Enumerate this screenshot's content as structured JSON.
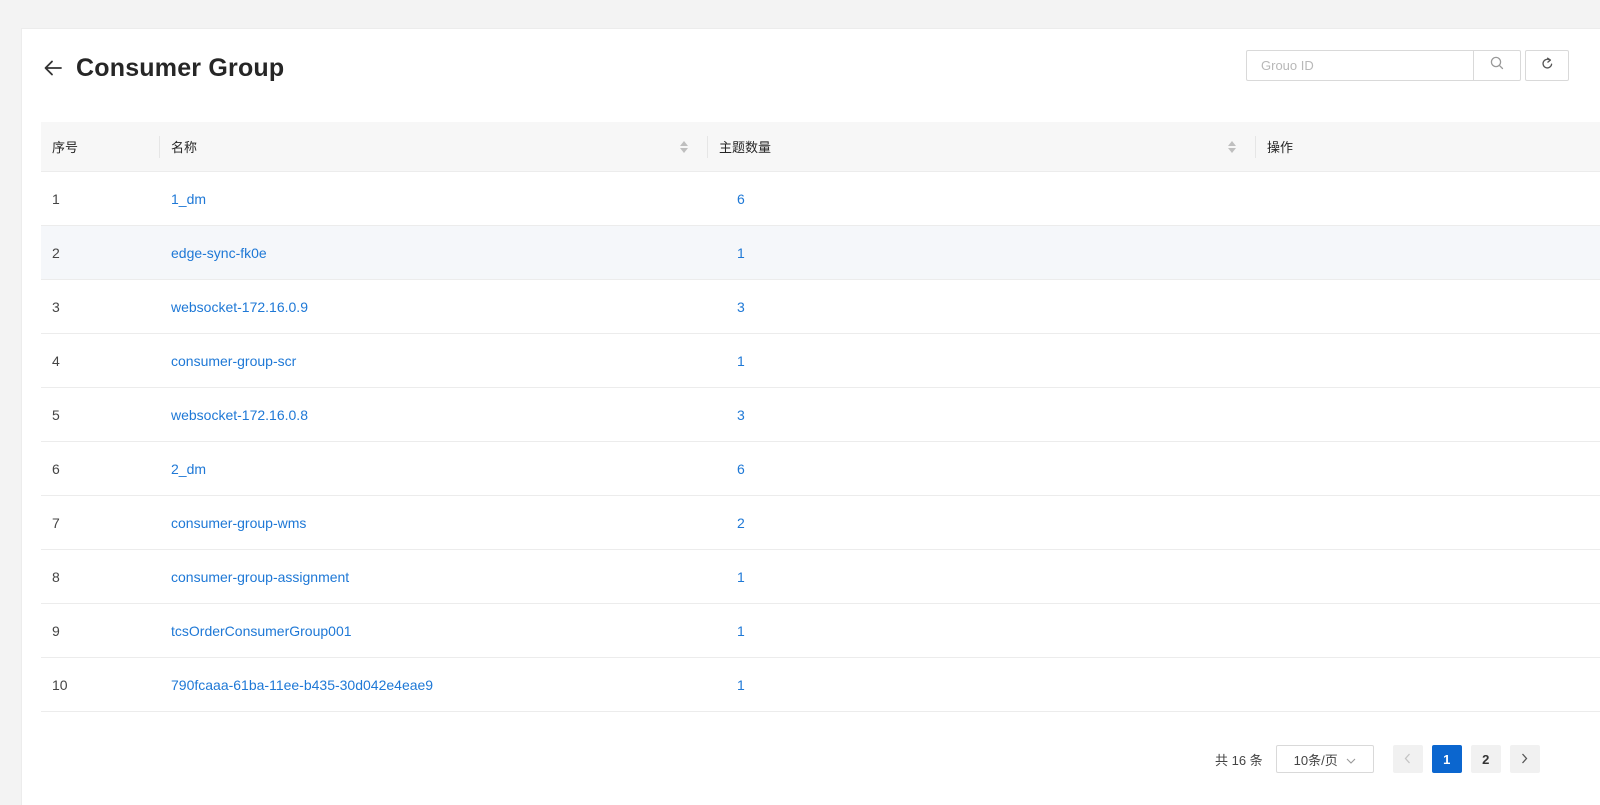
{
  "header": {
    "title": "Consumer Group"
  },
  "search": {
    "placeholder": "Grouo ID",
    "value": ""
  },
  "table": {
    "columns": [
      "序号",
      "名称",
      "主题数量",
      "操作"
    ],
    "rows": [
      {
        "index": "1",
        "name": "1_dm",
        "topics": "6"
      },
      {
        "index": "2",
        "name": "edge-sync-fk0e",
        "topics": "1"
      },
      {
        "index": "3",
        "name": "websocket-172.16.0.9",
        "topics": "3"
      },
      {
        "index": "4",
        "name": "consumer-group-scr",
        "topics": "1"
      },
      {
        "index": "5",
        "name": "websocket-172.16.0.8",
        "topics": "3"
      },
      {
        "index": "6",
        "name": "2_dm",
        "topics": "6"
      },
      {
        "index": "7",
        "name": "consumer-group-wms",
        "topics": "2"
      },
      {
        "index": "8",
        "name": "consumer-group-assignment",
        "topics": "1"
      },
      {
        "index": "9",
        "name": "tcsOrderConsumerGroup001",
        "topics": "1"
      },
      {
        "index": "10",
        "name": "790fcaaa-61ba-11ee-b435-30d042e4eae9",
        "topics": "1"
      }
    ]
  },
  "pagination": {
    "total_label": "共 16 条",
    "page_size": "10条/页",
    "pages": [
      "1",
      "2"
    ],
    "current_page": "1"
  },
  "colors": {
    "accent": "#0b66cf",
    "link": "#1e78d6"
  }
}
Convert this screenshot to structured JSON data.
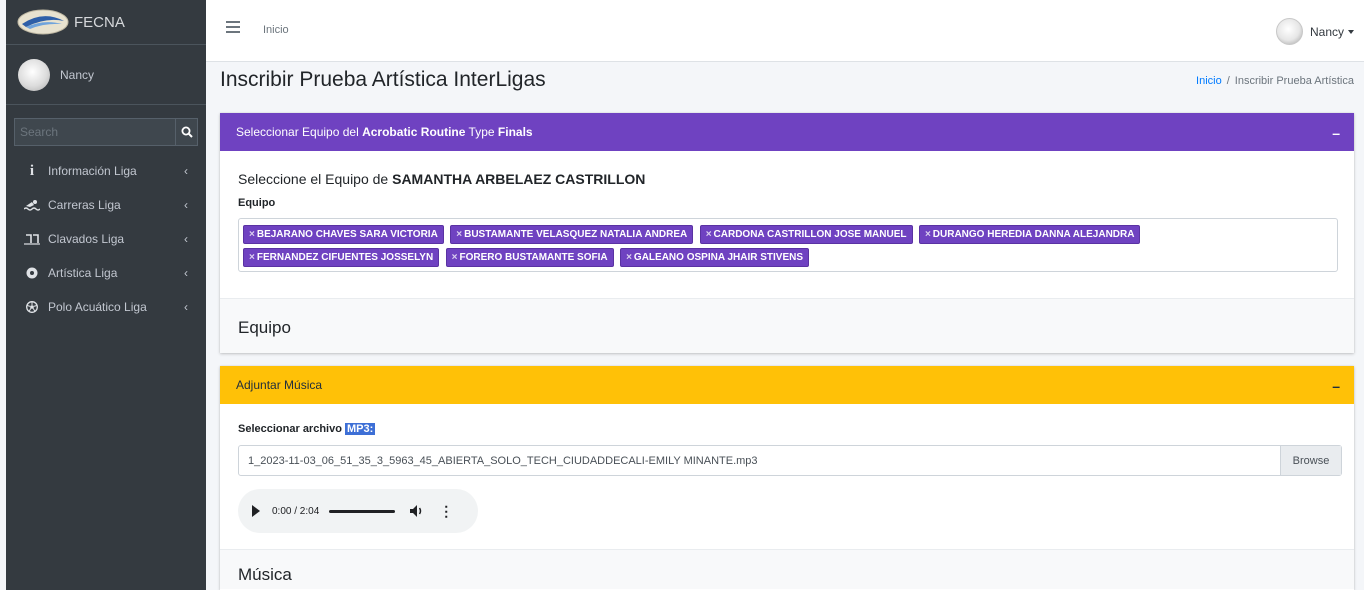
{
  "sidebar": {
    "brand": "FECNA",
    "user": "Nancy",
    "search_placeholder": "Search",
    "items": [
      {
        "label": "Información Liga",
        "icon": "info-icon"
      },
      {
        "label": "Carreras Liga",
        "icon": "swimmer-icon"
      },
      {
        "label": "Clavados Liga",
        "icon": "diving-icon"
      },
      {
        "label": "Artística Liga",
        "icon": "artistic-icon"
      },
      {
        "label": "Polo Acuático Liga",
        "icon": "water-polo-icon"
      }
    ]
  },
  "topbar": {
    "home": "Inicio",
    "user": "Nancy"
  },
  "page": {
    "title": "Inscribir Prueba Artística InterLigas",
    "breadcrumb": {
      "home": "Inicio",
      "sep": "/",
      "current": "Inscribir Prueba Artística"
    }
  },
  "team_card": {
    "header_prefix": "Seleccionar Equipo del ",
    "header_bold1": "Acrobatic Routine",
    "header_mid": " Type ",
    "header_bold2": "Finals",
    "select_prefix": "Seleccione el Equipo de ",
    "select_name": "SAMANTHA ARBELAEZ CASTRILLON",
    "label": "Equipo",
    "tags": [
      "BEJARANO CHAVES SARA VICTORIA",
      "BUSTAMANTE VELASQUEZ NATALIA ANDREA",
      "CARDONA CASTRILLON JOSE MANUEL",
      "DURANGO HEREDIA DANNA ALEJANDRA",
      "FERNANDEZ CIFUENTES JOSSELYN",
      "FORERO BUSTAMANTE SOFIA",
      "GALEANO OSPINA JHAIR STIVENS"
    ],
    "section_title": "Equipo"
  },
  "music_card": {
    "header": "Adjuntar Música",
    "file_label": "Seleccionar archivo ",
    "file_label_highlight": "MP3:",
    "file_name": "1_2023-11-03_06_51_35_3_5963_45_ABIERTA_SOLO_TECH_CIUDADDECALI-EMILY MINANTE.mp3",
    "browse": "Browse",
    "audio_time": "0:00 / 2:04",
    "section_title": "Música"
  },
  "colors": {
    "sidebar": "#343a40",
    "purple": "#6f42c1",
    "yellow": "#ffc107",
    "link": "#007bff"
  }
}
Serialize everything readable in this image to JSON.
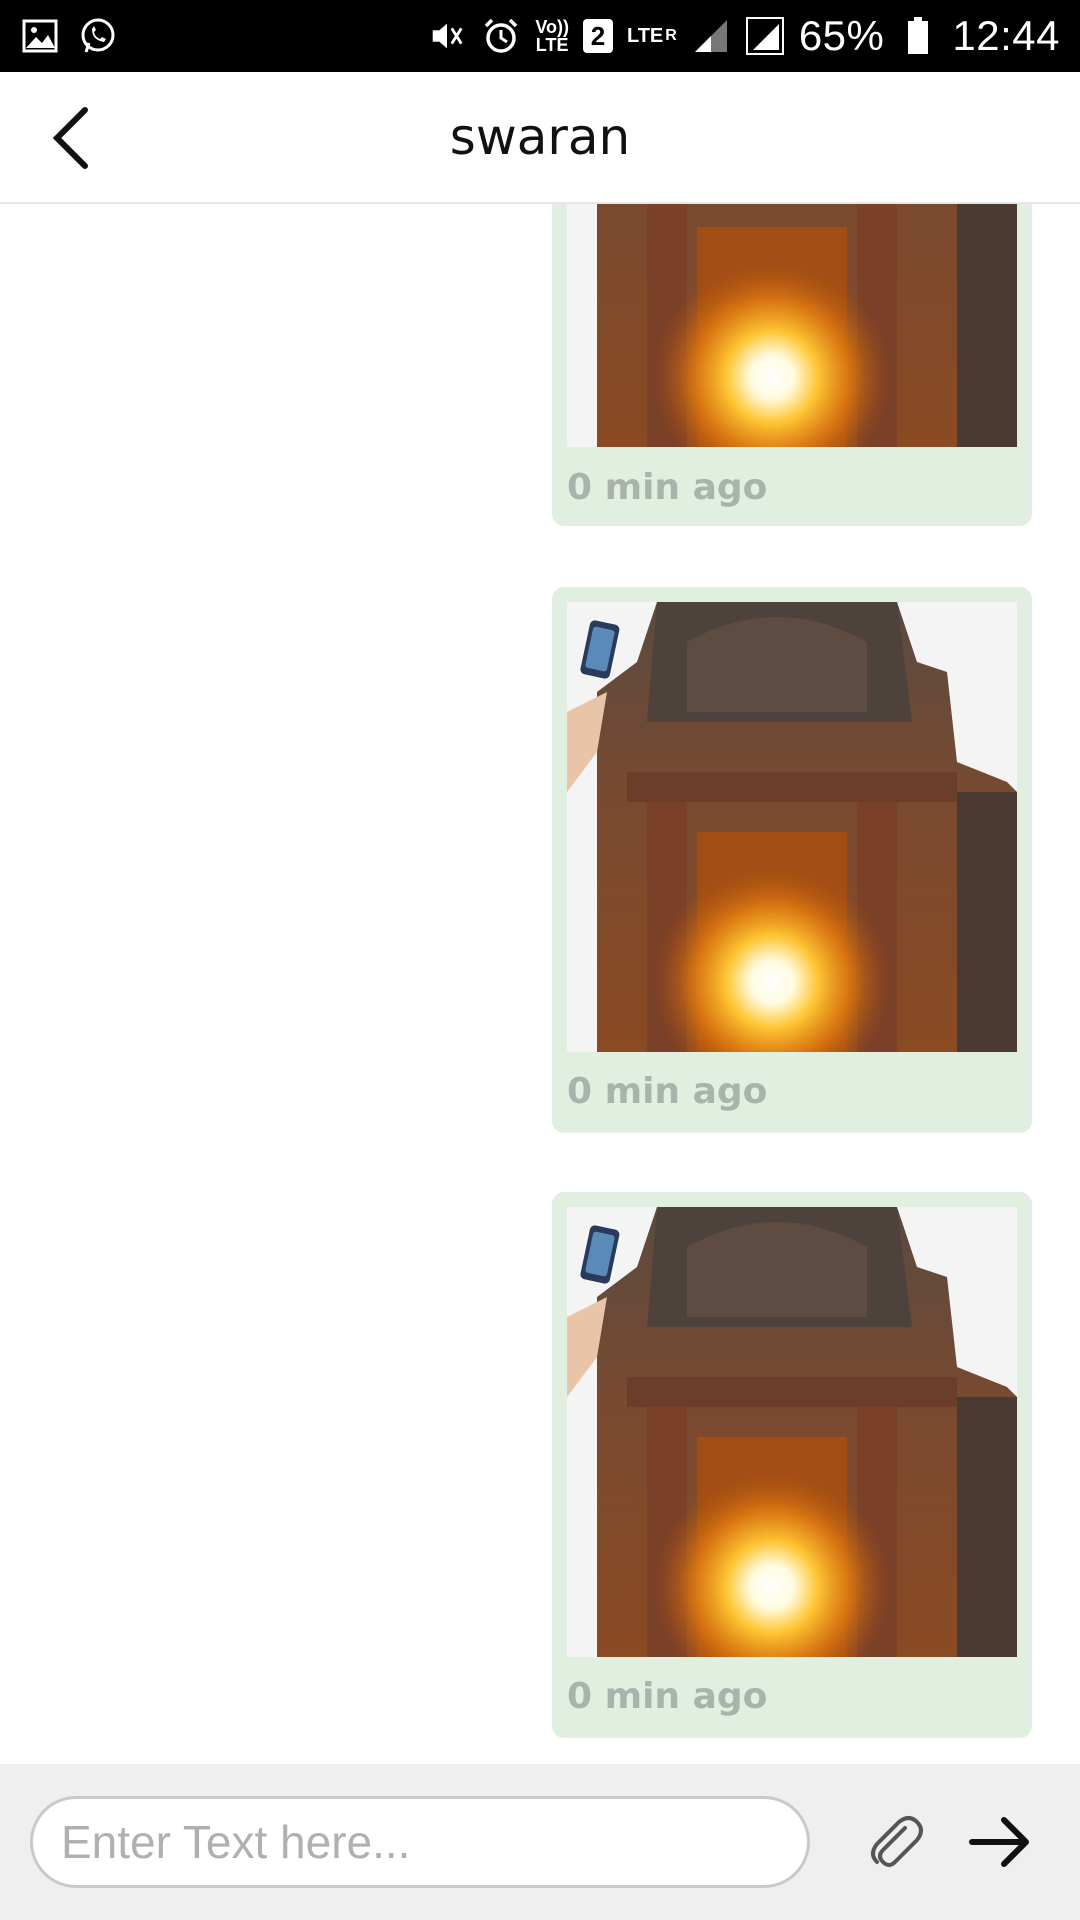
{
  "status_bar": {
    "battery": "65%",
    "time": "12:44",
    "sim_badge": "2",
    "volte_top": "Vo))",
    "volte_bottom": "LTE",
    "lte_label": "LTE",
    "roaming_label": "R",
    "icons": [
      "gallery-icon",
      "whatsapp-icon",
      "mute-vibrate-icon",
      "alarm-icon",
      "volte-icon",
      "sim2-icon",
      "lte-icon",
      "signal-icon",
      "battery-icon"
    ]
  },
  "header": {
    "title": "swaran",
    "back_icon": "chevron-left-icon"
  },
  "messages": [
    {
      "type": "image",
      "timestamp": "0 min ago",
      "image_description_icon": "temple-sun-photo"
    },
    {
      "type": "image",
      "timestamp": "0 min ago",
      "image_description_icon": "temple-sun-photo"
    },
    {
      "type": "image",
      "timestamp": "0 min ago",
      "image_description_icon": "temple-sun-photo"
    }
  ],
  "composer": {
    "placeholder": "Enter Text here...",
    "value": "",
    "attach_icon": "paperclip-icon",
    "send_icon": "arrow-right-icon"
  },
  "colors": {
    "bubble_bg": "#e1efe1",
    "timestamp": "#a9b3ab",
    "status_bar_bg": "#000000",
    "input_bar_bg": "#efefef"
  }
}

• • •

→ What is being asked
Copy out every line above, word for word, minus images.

→ Answer section
Enumerate this screenshot's content as structured JSON.
{
  "header": {
    "title": "Consumer Group"
  },
  "search": {
    "placeholder": "Grouo ID",
    "value": ""
  },
  "table": {
    "columns": [
      "序号",
      "名称",
      "主题数量",
      "操作"
    ],
    "rows": [
      {
        "index": "1",
        "name": "1_dm",
        "topics": "6"
      },
      {
        "index": "2",
        "name": "edge-sync-fk0e",
        "topics": "1"
      },
      {
        "index": "3",
        "name": "websocket-172.16.0.9",
        "topics": "3"
      },
      {
        "index": "4",
        "name": "consumer-group-scr",
        "topics": "1"
      },
      {
        "index": "5",
        "name": "websocket-172.16.0.8",
        "topics": "3"
      },
      {
        "index": "6",
        "name": "2_dm",
        "topics": "6"
      },
      {
        "index": "7",
        "name": "consumer-group-wms",
        "topics": "2"
      },
      {
        "index": "8",
        "name": "consumer-group-assignment",
        "topics": "1"
      },
      {
        "index": "9",
        "name": "tcsOrderConsumerGroup001",
        "topics": "1"
      },
      {
        "index": "10",
        "name": "790fcaaa-61ba-11ee-b435-30d042e4eae9",
        "topics": "1"
      }
    ]
  },
  "pagination": {
    "total_label": "共 16 条",
    "page_size": "10条/页",
    "pages": [
      "1",
      "2"
    ],
    "current_page": "1"
  },
  "colors": {
    "accent": "#0b66cf",
    "link": "#1e78d6"
  }
}
Convert this screenshot to structured JSON data.
{
  "sidebar": {
    "brand": "FECNA",
    "user": "Nancy",
    "search_placeholder": "Search",
    "items": [
      {
        "label": "Información Liga",
        "icon": "info-icon"
      },
      {
        "label": "Carreras Liga",
        "icon": "swimmer-icon"
      },
      {
        "label": "Clavados Liga",
        "icon": "diving-icon"
      },
      {
        "label": "Artística Liga",
        "icon": "artistic-icon"
      },
      {
        "label": "Polo Acuático Liga",
        "icon": "water-polo-icon"
      }
    ]
  },
  "topbar": {
    "home": "Inicio",
    "user": "Nancy"
  },
  "page": {
    "title": "Inscribir Prueba Artística InterLigas",
    "breadcrumb": {
      "home": "Inicio",
      "sep": "/",
      "current": "Inscribir Prueba Artística"
    }
  },
  "team_card": {
    "header_prefix": "Seleccionar Equipo del ",
    "header_bold1": "Acrobatic Routine",
    "header_mid": " Type ",
    "header_bold2": "Finals",
    "select_prefix": "Seleccione el Equipo de ",
    "select_name": "SAMANTHA ARBELAEZ CASTRILLON",
    "label": "Equipo",
    "tags": [
      "BEJARANO CHAVES SARA VICTORIA",
      "BUSTAMANTE VELASQUEZ NATALIA ANDREA",
      "CARDONA CASTRILLON JOSE MANUEL",
      "DURANGO HEREDIA DANNA ALEJANDRA",
      "FERNANDEZ CIFUENTES JOSSELYN",
      "FORERO BUSTAMANTE SOFIA",
      "GALEANO OSPINA JHAIR STIVENS"
    ],
    "section_title": "Equipo"
  },
  "music_card": {
    "header": "Adjuntar Música",
    "file_label": "Seleccionar archivo ",
    "file_label_highlight": "MP3:",
    "file_name": "1_2023-11-03_06_51_35_3_5963_45_ABIERTA_SOLO_TECH_CIUDADDECALI-EMILY MINANTE.mp3",
    "browse": "Browse",
    "audio_time": "0:00 / 2:04",
    "section_title": "Música"
  },
  "colors": {
    "sidebar": "#343a40",
    "purple": "#6f42c1",
    "yellow": "#ffc107",
    "link": "#007bff"
  }
}
Serialize everything readable in this image to JSON.
{
  "status_bar": {
    "battery": "65%",
    "time": "12:44",
    "sim_badge": "2",
    "volte_top": "Vo))",
    "volte_bottom": "LTE",
    "lte_label": "LTE",
    "roaming_label": "R",
    "icons": [
      "gallery-icon",
      "whatsapp-icon",
      "mute-vibrate-icon",
      "alarm-icon",
      "volte-icon",
      "sim2-icon",
      "lte-icon",
      "signal-icon",
      "battery-icon"
    ]
  },
  "header": {
    "title": "swaran",
    "back_icon": "chevron-left-icon"
  },
  "messages": [
    {
      "type": "image",
      "timestamp": "0 min ago",
      "image_description_icon": "temple-sun-photo"
    },
    {
      "type": "image",
      "timestamp": "0 min ago",
      "image_description_icon": "temple-sun-photo"
    },
    {
      "type": "image",
      "timestamp": "0 min ago",
      "image_description_icon": "temple-sun-photo"
    }
  ],
  "composer": {
    "placeholder": "Enter Text here...",
    "value": "",
    "attach_icon": "paperclip-icon",
    "send_icon": "arrow-right-icon"
  },
  "colors": {
    "bubble_bg": "#e1efe1",
    "timestamp": "#a9b3ab",
    "status_bar_bg": "#000000",
    "input_bar_bg": "#efefef"
  }
}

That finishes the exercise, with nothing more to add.